Work to be completed —
Word for word, give the data again without its pictures.

Given data —
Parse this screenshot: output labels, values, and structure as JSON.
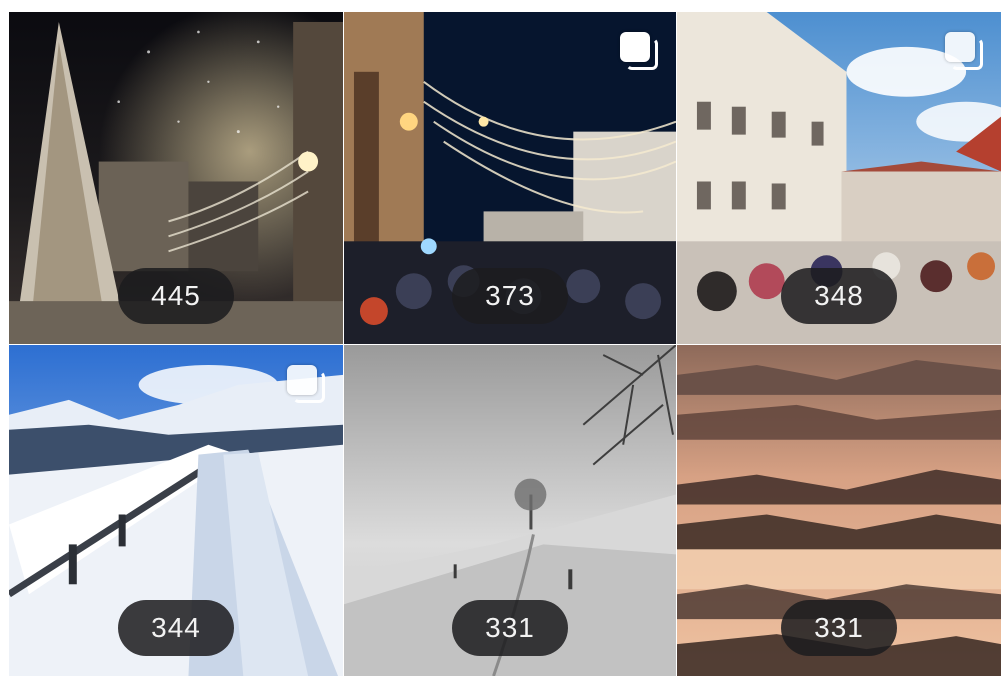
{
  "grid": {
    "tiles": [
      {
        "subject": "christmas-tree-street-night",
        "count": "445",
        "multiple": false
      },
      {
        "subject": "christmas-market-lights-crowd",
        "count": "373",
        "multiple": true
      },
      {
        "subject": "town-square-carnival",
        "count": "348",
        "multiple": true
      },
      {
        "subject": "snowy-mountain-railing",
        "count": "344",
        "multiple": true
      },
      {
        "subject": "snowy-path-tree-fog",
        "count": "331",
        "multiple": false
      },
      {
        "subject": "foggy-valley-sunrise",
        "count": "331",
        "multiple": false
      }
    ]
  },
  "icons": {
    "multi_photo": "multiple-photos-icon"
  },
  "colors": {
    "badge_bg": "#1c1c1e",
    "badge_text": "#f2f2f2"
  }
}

Response area —
Parse this screenshot: output labels, values, and structure as JSON.
{
  "grid": {
    "tiles": [
      {
        "subject": "christmas-tree-street-night",
        "count": "445",
        "multiple": false
      },
      {
        "subject": "christmas-market-lights-crowd",
        "count": "373",
        "multiple": true
      },
      {
        "subject": "town-square-carnival",
        "count": "348",
        "multiple": true
      },
      {
        "subject": "snowy-mountain-railing",
        "count": "344",
        "multiple": true
      },
      {
        "subject": "snowy-path-tree-fog",
        "count": "331",
        "multiple": false
      },
      {
        "subject": "foggy-valley-sunrise",
        "count": "331",
        "multiple": false
      }
    ]
  },
  "icons": {
    "multi_photo": "multiple-photos-icon"
  },
  "colors": {
    "badge_bg": "#1c1c1e",
    "badge_text": "#f2f2f2"
  }
}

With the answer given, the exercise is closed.